[[ RECORD SET open ]]

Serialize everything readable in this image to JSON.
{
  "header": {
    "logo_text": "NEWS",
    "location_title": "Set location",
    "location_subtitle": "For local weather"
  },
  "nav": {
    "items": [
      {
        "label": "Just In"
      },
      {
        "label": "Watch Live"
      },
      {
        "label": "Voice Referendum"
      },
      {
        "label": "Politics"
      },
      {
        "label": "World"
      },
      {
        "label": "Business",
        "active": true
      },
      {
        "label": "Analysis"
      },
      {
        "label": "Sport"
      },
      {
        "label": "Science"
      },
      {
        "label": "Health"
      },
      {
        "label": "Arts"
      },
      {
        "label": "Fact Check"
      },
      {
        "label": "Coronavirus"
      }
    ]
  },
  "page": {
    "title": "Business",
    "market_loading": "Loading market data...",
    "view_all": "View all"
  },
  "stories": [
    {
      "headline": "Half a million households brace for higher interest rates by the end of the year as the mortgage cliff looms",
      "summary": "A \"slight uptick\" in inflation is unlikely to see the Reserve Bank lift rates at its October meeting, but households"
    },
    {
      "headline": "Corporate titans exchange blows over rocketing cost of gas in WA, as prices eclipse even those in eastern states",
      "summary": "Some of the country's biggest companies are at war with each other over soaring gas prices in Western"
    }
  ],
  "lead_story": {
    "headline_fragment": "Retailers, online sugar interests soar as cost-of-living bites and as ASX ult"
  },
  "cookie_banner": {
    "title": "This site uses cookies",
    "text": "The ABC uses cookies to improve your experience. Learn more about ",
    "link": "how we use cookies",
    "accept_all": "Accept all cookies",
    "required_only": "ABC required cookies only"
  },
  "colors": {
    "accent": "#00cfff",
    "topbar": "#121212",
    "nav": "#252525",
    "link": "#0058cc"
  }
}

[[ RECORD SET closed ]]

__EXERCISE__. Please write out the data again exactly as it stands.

__ANSWER FOR THE TASK__.
Serialize everything readable in this image to JSON.
{
  "header": {
    "logo_text": "NEWS",
    "location_title": "Set location",
    "location_subtitle": "For local weather"
  },
  "nav": {
    "items": [
      {
        "label": "Just In"
      },
      {
        "label": "Watch Live"
      },
      {
        "label": "Voice Referendum"
      },
      {
        "label": "Politics"
      },
      {
        "label": "World"
      },
      {
        "label": "Business",
        "active": true
      },
      {
        "label": "Analysis"
      },
      {
        "label": "Sport"
      },
      {
        "label": "Science"
      },
      {
        "label": "Health"
      },
      {
        "label": "Arts"
      },
      {
        "label": "Fact Check"
      },
      {
        "label": "Coronavirus"
      }
    ]
  },
  "page": {
    "title": "Business",
    "market_loading": "Loading market data...",
    "view_all": "View all"
  },
  "stories": [
    {
      "headline": "Half a million households brace for higher interest rates by the end of the year as the mortgage cliff looms",
      "summary": "A \"slight uptick\" in inflation is unlikely to see the Reserve Bank lift rates at its October meeting, but households"
    },
    {
      "headline": "Corporate titans exchange blows over rocketing cost of gas in WA, as prices eclipse even those in eastern states",
      "summary": "Some of the country's biggest companies are at war with each other over soaring gas prices in Western"
    }
  ],
  "lead_story": {
    "headline_fragment": "Retailers, online sugar interests soar as cost-of-living bites and as ASX ult"
  },
  "cookie_banner": {
    "title": "This site uses cookies",
    "text": "The ABC uses cookies to improve your experience. Learn more about ",
    "link": "how we use cookies",
    "accept_all": "Accept all cookies",
    "required_only": "ABC required cookies only"
  },
  "colors": {
    "accent": "#00cfff",
    "topbar": "#121212",
    "nav": "#252525",
    "link": "#0058cc"
  }
}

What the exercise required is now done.